Hard-working Harlow binmen and women have been harassed and bullied in a pretty shocking way by Veolia management over many months. Will my hon. Friend launch an inquiry into what has been going on and ensure that guidance is given to local councils throughout the country to stop any new contracts with Veolia until it stops bullying and harassing its workforce?
Westfield is set to open a fabulous new shopping centre in Croydon, but the French owner of Westfield, Unibail-Rodamco, is worried about business rates, the state of retail and the impact of Brexit. Will the Secretary of State please meet representatives of Westfield and Unibail-Rodamco to talk about some of those concerns?

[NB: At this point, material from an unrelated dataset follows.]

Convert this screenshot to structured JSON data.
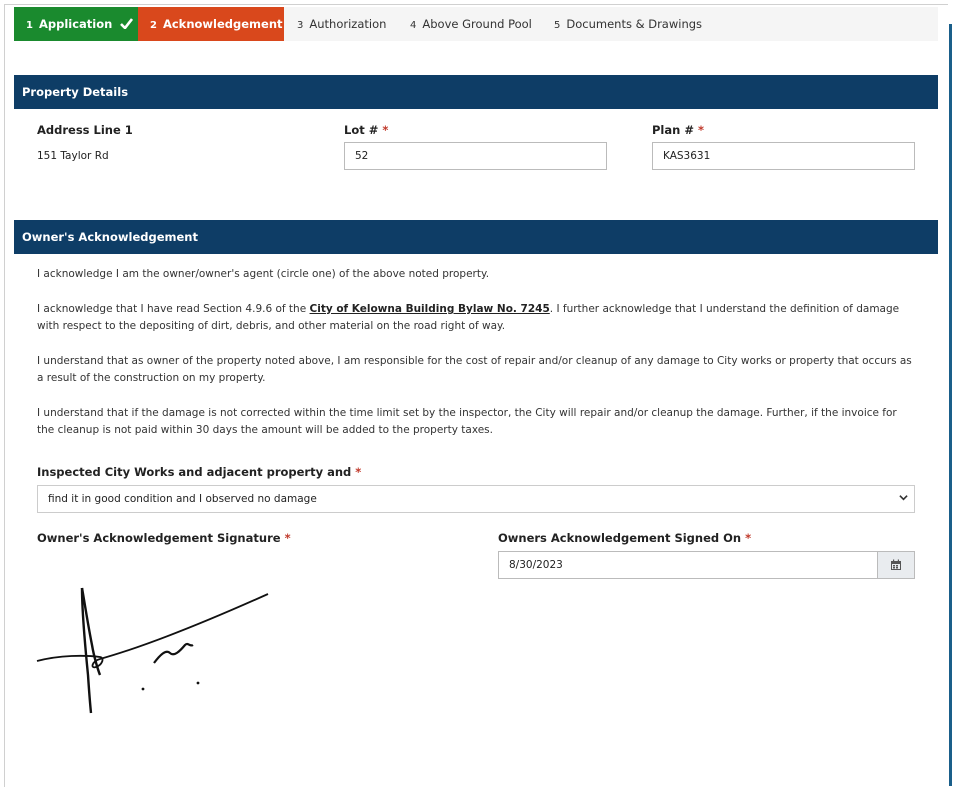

My constituency is no less than the life sciences capital of the world. We have the global headquarters of AstraZeneca, 20,000 people working in the biomedical campus around Addenbrooke’s Hospital and dozens of industrial parks and small businesses developing new therapies, helping people to live longer and healthier. Many of those companies are dependent on research grants, some of which come from the EU. Will my hon. Friend tell me what work the Government are doing to ensure that South Cambridge remains the biomedical and life sciences capital of the world, and that companies have continuity of funding once we leave the EU?
I welcome my hon. Friend to his place. He represents an area that is the life sciences crucible of Europe and, as science Minister, I am determined to ensure that that continues. I will meet the vice-chancellor, Stephen Toope, shortly to talk about Cambridge’s own plans for investment for the future.
On European investment, I want to make it perfectly clear to the House that when it comes to Horizon 2020, including European Research Council grants and Marie Skłodowska-Curie actions, the withdrawal agreement ensures that we can continue within that framework. When it comes to looking at Horizon Europe, its successor scheme, we want to explore an association that is as full as possible. We may be leaving the EU, but we will not be leaving our European research partnerships.